Sputnik: Vodafone’s CEO said that a ban on Huawei would actually delay the introduction of 5G by two years. What are we looking at right now? If Huawei is not banned, how soon can we see 5G in Europe?
Petri Krohn: Asian manufacturers are already building mobile devices for 5G, so I expect that the 5G rollout will happen in Asia this year.
Sputnik: And in Europe?
Petri Krohn: Most likely in some places, yes.
Sputnik: So we can expect to see it in Europe this year, 2019?
Petri Krohn: Yes. But the number of devices on the market, there are some estimates of about 5 million mobile devices [will be] sold this year that are 5G capable, and maybe 50 million next year. 2020 will be the year when the general consumer will have access to this network.
Petri Krohn: The reason why European countries are so interested in implementing the technology is not the technology itself, but new applications, new services and new products that can be developed based on this technology.
And for Germany, what is especially important is the self-driving car, communication between autonomous vehicles on the highway. German industries are particularly interested in having these networks so that they can prototype their next generation of products.
And the greatest fear in Europe is that if 5G is delayed in Europe, it will be implemented in Asia and in China; and [the risk] is that Chinese technologies and Chinese industry will be years ahead of the European industry in the new money-making products.
Sputnik: Who would benefit the most if Huawei is pushed from the 5G market? Obviously, there’re some competitors who’d like to get in on that action?
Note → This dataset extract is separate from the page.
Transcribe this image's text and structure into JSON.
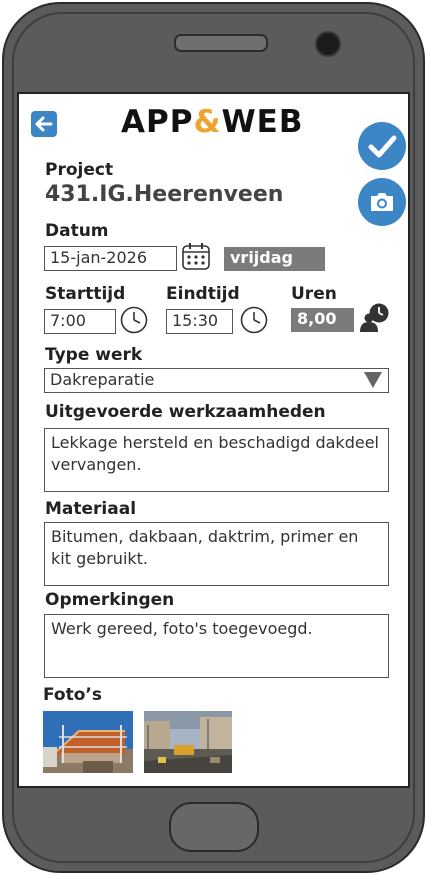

Sputnik: So, this is, in fact, looking like it could backfire. If this is motivated by some desire to get ahead competitively, banning could actually backfire and put the European and the US markets behind. [That’s] quite an interesting paradox. The US must realise this, if this is really a big risk, that they could be put behind in the market; and this is a market that develops so rapidly that if you get behind, it’s like trying to become a new search engine now – you can’t compete with Google, right? So, if you can’t compete with China, isn’t that going to be more detrimental?
Petri Krohn: Yes, the argument has been made. Americans invented the Internet and of course American technology companies made a huge amount of money from selling all the technologies for the Internet, like Cisco, the router manufacturer.
But far more money has been made from new services which rely on the Internet, like Amazon; these are mostly American companies which make a huge profit from […] the change [in] the way the world works.
Views and opinions expressed in this article are those of Petri Krohn and do not necessarily reflect those of Sputnik.